The utility functions for two individuals and their endowments are given above for a two person two good economy. My question is that is there any competitive vector of prices that gives rise to competitive equilibrium in the economy? I used the Edgeworth box analysis and determined that the indifference curves for both the individuals will coincide completely and will be L shaped for individual 2 and an inverted L shape for individual 1. However, individual 1 will always look for a boundary optimum while the optimum for individual 2 will be at the kink of the L shaped indifference curve.
I assumed good 2 to be the numeraire good with price = 1, and assumed the price of good 1 is simply p. So income of individual 1 = 0.2p+0.2 and income of individual 2 = 0.8p+0.8. I also inspected three cases
When p>1. Demand for good 1 by individual 1 will be zero, because good 2 is cheaper. Demand for good 1 by individual 2 = (0.8p+0.8)/(1+p). I equated demand and supply, and found that the price was coming out to be negative, which is an impossibility so I ruled out this case.
When p<1. Demand for good 1 by individual 1 = (0.2p+0.2)/p and by individual 2 = (0.8p+0.8)/(1+p). I equated demand and supply, and found that the price was coming out to be negative, which is an impossibility so I ruled out this case too.

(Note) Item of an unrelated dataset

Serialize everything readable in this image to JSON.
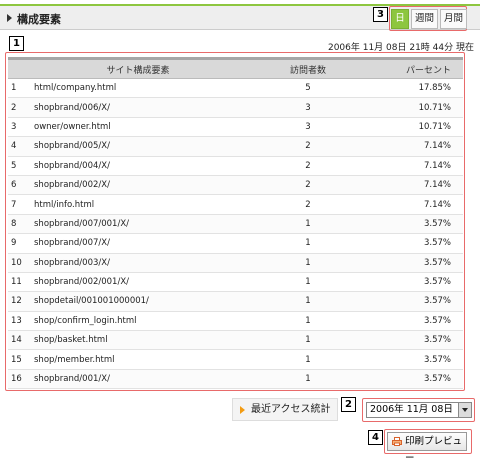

When p=1. Individual 1 will either demand zero units or all 0.4 units that he can afford at that price. Individual 2's demand, meanwhile, will be 0.8 units of good 1. I got stuck here. It seems apparently that a competitive equilibrium does not exist. Am I wrong somewhere?